Select the lines of the records containing the word "data" and list them.

Input material:
====================

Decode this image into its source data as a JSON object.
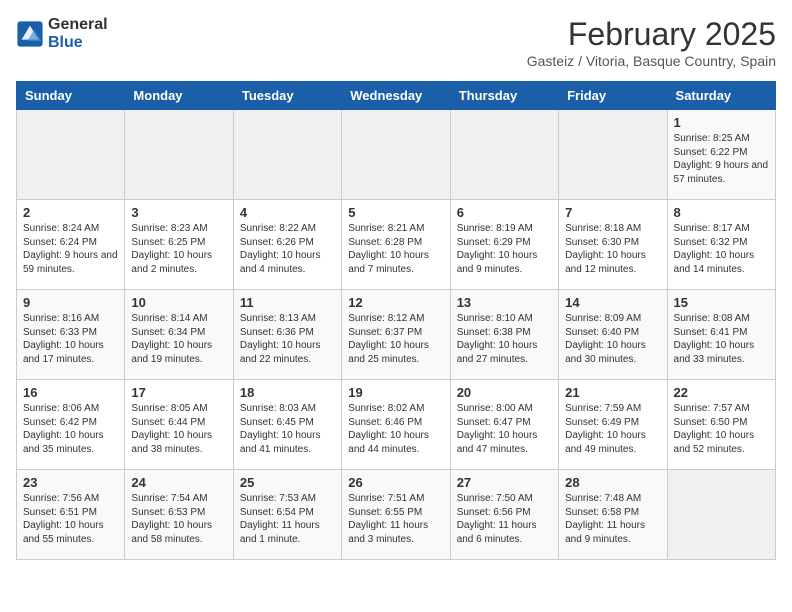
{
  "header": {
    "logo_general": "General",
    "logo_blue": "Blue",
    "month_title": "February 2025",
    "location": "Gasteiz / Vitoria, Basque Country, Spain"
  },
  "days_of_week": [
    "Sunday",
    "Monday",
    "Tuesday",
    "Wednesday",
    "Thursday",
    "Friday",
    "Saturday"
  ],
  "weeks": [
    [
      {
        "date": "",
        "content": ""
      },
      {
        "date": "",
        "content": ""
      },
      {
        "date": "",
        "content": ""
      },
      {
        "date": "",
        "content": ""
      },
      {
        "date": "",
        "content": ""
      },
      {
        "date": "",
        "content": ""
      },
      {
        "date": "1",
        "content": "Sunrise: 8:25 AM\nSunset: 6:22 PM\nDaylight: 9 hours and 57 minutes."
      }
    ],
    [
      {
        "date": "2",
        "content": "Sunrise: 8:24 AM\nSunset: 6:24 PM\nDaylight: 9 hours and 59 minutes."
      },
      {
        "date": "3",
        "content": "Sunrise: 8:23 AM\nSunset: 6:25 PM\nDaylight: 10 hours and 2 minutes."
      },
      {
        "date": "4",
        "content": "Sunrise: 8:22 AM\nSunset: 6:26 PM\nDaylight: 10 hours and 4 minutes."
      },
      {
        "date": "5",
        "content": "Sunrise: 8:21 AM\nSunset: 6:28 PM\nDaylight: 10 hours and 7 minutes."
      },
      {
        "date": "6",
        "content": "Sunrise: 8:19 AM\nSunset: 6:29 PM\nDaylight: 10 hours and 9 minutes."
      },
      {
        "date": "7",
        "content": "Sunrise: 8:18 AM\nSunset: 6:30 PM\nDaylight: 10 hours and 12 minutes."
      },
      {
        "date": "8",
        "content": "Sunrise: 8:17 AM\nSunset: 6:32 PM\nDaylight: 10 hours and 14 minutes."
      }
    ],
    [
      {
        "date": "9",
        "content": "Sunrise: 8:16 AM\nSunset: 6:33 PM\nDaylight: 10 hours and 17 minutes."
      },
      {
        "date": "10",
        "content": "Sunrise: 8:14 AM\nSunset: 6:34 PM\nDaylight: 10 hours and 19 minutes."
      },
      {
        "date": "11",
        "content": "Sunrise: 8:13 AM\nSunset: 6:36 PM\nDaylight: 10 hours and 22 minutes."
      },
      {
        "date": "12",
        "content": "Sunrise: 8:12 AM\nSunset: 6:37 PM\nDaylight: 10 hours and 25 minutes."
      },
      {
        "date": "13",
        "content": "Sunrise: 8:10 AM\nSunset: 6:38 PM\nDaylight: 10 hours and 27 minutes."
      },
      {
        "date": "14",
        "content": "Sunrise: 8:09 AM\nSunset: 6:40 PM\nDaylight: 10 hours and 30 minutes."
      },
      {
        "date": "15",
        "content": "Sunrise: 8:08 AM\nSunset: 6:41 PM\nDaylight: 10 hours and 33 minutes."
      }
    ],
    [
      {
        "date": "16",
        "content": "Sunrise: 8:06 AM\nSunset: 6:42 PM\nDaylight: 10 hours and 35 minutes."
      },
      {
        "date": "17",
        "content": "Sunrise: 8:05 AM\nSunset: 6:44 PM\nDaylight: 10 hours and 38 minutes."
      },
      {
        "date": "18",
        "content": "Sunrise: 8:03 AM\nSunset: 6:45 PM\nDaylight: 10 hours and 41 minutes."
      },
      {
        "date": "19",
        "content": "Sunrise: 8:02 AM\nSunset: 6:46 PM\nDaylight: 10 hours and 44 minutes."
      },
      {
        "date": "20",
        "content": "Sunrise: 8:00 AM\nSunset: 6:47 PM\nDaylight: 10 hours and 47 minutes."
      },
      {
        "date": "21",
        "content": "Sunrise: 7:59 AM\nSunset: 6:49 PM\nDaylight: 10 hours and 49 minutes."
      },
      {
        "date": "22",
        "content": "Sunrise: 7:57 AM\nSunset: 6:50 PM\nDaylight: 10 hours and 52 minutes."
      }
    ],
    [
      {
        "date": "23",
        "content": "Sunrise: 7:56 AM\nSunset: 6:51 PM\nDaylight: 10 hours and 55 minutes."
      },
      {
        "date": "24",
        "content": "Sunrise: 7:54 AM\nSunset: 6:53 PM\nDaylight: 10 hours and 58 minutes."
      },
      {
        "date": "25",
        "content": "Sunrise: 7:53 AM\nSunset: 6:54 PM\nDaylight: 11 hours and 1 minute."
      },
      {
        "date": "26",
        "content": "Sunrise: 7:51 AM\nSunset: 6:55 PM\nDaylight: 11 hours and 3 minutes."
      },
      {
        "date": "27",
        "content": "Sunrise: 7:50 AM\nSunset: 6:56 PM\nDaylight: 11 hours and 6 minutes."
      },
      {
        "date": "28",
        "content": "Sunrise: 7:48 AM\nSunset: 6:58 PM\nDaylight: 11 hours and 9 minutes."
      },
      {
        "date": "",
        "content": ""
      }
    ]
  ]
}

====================

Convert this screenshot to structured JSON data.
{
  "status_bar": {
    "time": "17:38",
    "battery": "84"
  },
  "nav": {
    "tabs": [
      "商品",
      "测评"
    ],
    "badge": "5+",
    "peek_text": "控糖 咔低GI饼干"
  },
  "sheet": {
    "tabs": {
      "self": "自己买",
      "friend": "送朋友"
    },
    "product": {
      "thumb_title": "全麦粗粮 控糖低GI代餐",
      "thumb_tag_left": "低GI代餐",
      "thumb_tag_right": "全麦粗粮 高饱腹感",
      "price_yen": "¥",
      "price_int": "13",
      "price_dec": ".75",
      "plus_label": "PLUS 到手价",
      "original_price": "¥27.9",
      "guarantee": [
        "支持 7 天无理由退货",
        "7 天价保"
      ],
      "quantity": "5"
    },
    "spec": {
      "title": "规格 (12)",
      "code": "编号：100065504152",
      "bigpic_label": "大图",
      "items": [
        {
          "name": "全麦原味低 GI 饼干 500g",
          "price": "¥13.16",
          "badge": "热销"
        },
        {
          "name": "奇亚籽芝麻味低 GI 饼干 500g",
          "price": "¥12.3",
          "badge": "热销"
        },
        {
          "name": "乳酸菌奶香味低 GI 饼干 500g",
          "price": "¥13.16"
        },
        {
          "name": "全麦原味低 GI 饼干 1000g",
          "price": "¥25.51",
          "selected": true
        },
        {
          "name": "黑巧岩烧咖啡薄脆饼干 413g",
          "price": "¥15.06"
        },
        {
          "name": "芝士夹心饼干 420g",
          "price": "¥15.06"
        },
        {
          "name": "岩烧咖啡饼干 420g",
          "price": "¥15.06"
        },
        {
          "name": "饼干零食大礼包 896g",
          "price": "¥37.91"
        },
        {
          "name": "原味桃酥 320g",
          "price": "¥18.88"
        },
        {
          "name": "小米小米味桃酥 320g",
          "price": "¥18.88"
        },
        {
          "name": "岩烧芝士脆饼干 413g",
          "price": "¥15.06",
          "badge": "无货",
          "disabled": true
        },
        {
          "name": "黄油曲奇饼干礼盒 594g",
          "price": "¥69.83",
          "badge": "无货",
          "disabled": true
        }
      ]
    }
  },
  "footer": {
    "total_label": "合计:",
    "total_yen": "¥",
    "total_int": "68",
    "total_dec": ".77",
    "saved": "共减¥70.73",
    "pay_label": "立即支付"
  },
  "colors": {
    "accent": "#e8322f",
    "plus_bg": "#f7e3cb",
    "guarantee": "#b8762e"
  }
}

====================

Response to this exercise:
Decode this image into its source data as a JSON object.
Convert this screenshot to structured JSON data.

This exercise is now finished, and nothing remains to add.